Option Hedging Using Empirical Pricing Kernels
This paper develops a method for option hedging which is consistent with time-varying preferences and probabilities. The preferences are expressed in the form of an empirical pricing kernel (EPK), which measures the state price per unit probability, while probabilities are derived from an estimated stochastic volatility model of the form GARCH components with leverage. State prices are estimated using the flexible risk-neutral density method of Rosenberg (1995) and a daily cross-section of option premia. Time-varying preferences over states are linked to a dynamic model of the underlying price to obtain a one-day ahead forecast of derivative price distributions and minimum variance hedge ratios.

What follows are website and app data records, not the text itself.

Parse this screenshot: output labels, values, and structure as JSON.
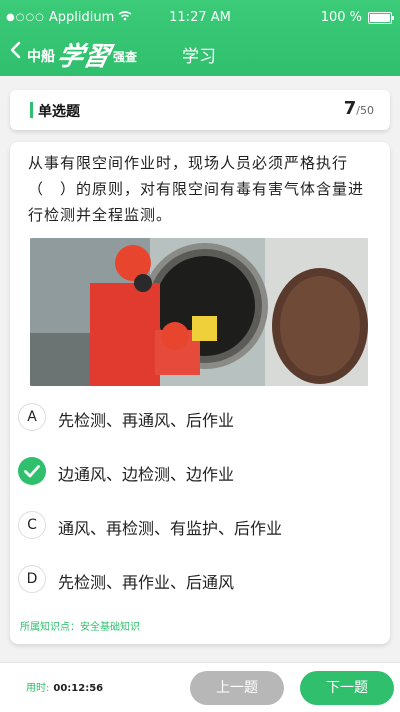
{
  "status": {
    "carrier": "Applidium",
    "time": "11:27 AM",
    "battery_text": "100 %"
  },
  "header": {
    "brand_left": "中船",
    "brand_mid": "学習",
    "brand_right": "强查",
    "title": "学习"
  },
  "question": {
    "type_label": "单选题",
    "current": "7",
    "total": "/50",
    "text": "从事有限空间作业时，现场人员必须严格执行（　）的原则，对有限空间有毒有害气体含量进行检测并全程监测。",
    "options": [
      {
        "key": "A",
        "label": "先检测、再通风、后作业",
        "selected": false
      },
      {
        "key": "B",
        "label": "边通风、边检测、边作业",
        "selected": true
      },
      {
        "key": "C",
        "label": "通风、再检测、有监护、后作业",
        "selected": false
      },
      {
        "key": "D",
        "label": "先检测、再作业、后通风",
        "selected": false
      }
    ],
    "knowledge_label": "所属知识点：安全基础知识"
  },
  "footer": {
    "timer_label": "用时:",
    "timer_value": "00:12:56",
    "prev_label": "上一题",
    "next_label": "下一题"
  },
  "colors": {
    "accent": "#2fbf6d",
    "disabled": "#b7b7b7"
  }
}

Empirical results suggest that risk aversion over S&P500 return states is substantially higher than risk aversion implied by Black-Scholes state prices and probabilities using long run estimates of S&P500 return moments. It is also found that the daily level of risk aversion is strongly positively autocorrelated, negatively correlated with S&P500 price changes,and positively correlated with the spread between implied and objective volatilities. Hedging results reveal that typical hedging techniques for out-of-the-money S&P500 index options, such as Black-Scholes or historical minimum variance hedging, are inferior to the EPK hedging method. Thus, time-varying preferences and probabilities appear to be an important factor in the day-to-day pricing of S&P500 options.

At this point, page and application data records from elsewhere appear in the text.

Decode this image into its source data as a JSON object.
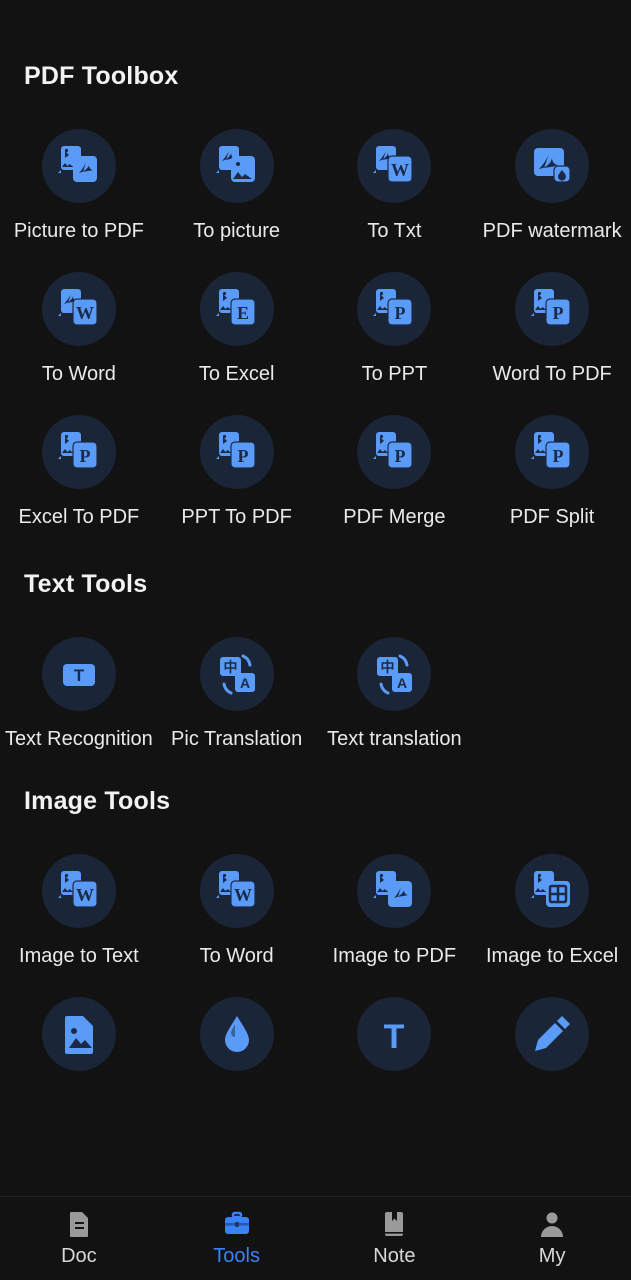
{
  "theme": {
    "background": "#121212",
    "circle_background": "#1b2538",
    "icon_blue": "#5b9bf8",
    "icon_blue_dark": "#1b2a47",
    "accent": "#3b82f6",
    "text": "#eaeaea",
    "nav_inactive": "#9a9a9a"
  },
  "sections": [
    {
      "title": "PDF Toolbox",
      "name": "pdf-toolbox",
      "items": [
        {
          "label": "Picture to PDF",
          "icon": "picture-to-pdf-icon",
          "glyph": "img-to-pdf"
        },
        {
          "label": "To picture",
          "icon": "to-picture-icon",
          "glyph": "pdf-to-img"
        },
        {
          "label": "To Txt",
          "icon": "to-txt-icon",
          "glyph": "pdf-to-w"
        },
        {
          "label": "PDF watermark",
          "icon": "pdf-watermark-icon",
          "glyph": "pdf-watermark"
        },
        {
          "label": "To Word",
          "icon": "to-word-icon",
          "glyph": "pdf-to-w"
        },
        {
          "label": "To Excel",
          "icon": "to-excel-icon",
          "glyph": "img-to-e"
        },
        {
          "label": "To PPT",
          "icon": "to-ppt-icon",
          "glyph": "img-to-p"
        },
        {
          "label": "Word To PDF",
          "icon": "word-to-pdf-icon",
          "glyph": "img-to-p"
        },
        {
          "label": "Excel To PDF",
          "icon": "excel-to-pdf-icon",
          "glyph": "img-to-p"
        },
        {
          "label": "PPT To PDF",
          "icon": "ppt-to-pdf-icon",
          "glyph": "img-to-p"
        },
        {
          "label": "PDF Merge",
          "icon": "pdf-merge-icon",
          "glyph": "img-to-p"
        },
        {
          "label": "PDF Split",
          "icon": "pdf-split-icon",
          "glyph": "img-to-p"
        }
      ]
    },
    {
      "title": "Text Tools",
      "name": "text-tools",
      "items": [
        {
          "label": "Text Recognition",
          "icon": "text-recognition-icon",
          "glyph": "text-t",
          "wrap": true
        },
        {
          "label": "Pic Translation",
          "icon": "pic-translation-icon",
          "glyph": "translate"
        },
        {
          "label": "Text translation",
          "icon": "text-translation-icon",
          "glyph": "translate"
        }
      ]
    },
    {
      "title": "Image Tools",
      "name": "image-tools",
      "items": [
        {
          "label": "Image to Text",
          "icon": "image-to-text-icon",
          "glyph": "img-to-w"
        },
        {
          "label": "To Word",
          "icon": "image-to-word-icon",
          "glyph": "img-to-w"
        },
        {
          "label": "Image to PDF",
          "icon": "image-to-pdf-icon",
          "glyph": "img-to-pdf2"
        },
        {
          "label": "Image to Excel",
          "icon": "image-to-excel-icon",
          "glyph": "img-to-grid"
        },
        {
          "label": "",
          "icon": "image-compress-icon",
          "glyph": "image-file"
        },
        {
          "label": "",
          "icon": "add-watermark-icon",
          "glyph": "water-drop"
        },
        {
          "label": "",
          "icon": "add-text-icon",
          "glyph": "text-t-plain"
        },
        {
          "label": "",
          "icon": "image-edit-icon",
          "glyph": "pencil"
        }
      ]
    }
  ],
  "bottom_nav": {
    "items": [
      {
        "label": "Doc",
        "icon": "document-icon",
        "active": false
      },
      {
        "label": "Tools",
        "icon": "toolbox-icon",
        "active": true
      },
      {
        "label": "Note",
        "icon": "notebook-icon",
        "active": false
      },
      {
        "label": "My",
        "icon": "person-icon",
        "active": false
      }
    ]
  }
}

Rosenberg, Joshua V. and Robert F. Engle. "Empirical Pricing Kernels," Journal of Financial Economics, 2002, v64(3,Jun), 341-372.